One example of these advances isillustrated by ‘Business Process Modeling (BPM)’ tools, which now allow ERPsystems to be implemented according to ‘industry specific’ best practice models.Typically, implementations do not achieve maximum potential Return On Investment (ROI)because of the tendency simply to automate procedures that used to be performed manually,without reviewing those procedures in light of possible efficiency gains.
The BPM step allows the sub optimalprocedures to be identified up front, so that they can be corrected, or at worstdocumented with a business justification for continuing to operate in this way. Thisimplementation methodology can have a particularly significant impact on the logisticsvelocity issue, impacting data, planning and execution velocity. Once the modeling step iscompleted then the ERP system can be configured according to the task sequence and rulesdefined within the model.

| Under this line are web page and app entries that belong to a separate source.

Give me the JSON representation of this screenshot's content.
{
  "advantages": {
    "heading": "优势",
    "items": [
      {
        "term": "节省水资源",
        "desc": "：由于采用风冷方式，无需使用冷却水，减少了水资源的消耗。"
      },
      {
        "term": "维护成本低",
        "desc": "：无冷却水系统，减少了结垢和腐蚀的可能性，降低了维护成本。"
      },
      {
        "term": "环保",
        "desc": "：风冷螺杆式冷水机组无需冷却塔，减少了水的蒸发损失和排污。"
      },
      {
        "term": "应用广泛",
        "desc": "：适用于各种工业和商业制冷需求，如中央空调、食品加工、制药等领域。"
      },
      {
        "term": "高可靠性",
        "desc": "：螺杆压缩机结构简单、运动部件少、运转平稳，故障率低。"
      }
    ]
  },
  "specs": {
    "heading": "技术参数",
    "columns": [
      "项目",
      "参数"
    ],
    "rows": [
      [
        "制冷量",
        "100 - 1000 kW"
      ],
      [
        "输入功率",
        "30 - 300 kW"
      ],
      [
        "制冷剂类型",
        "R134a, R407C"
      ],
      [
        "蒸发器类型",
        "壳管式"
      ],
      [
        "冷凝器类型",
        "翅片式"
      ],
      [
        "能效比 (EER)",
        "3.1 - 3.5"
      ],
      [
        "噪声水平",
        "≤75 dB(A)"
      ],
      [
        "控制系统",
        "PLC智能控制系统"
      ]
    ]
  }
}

In addition, other advances have introducedthe concept of ‘active’, as opposed to ‘passive’, management. This isespecially relevant to the handling of exceptions as they occur within businessoperations. Examples where this concept would have an impact are:
- if a large order is booked which consumes a significant proportion of a monthly forecast, it should be considered as a ‘flyer’, and flagged for potential exclusion from the netting process
- an important customer is approaching credit limit, but hasn’t yet reached it, and it would be advantageous to both parties to draw their attention to this before it is breached
- a critical item has just been scrapped in the assembly process and the lack of immediate replenishment will have a significant impact on customer service
In each of these cases, a traditionalpassive solution would rely on somebody taking a menu option and calling up an inquiry,running off an exception report, or pulling up the appropriate view through BusinessIntelligence tools before the problem could be highlighted. This may be done at the end ofthe day but could equally be delayed until the next exception report at the end of theweek, if such a report exists.
It is now possible to have each of theseexceptions automatically trigger some action in real time, as the event happens. In thecredit limit example, this may result in a friendly, pre-emptive phone call on Mondayinstead of an uncomfortable phone call on Friday when the limit has been breached. Whenother members of the Supply Chain are involved, as in the critical item example,notification can be made by the system direct to the supplier, which may potentially leadto the item being replenished before the customer notices the problem. The resultingsolution offers a mechanism for simultaneously improving Logistics Velocity, Variabilityand Visibility problems in one go, with subsequent benefits to customer service, costreduction and bottom line.
In the continuing battle for Logisticsperformance improvement, incremental change is the norm. The industry in general now hasan opportunity to take a step change as these newer concepts are effectively embraced.
David Graham is business developmentmanager for JBA in North America. He has ten years experience in Industry, particularly inlogistics and manufacturing issues and their relation to both Consumer Packaged Goods(CPG) and industrial products. David’s experience includes implementing a multi siteERP solution across a multi billion dollar company. At JBA, he has been involved inliaising with customers and prospects on Supply Chain issues and using this feedback todetermine future product functionality.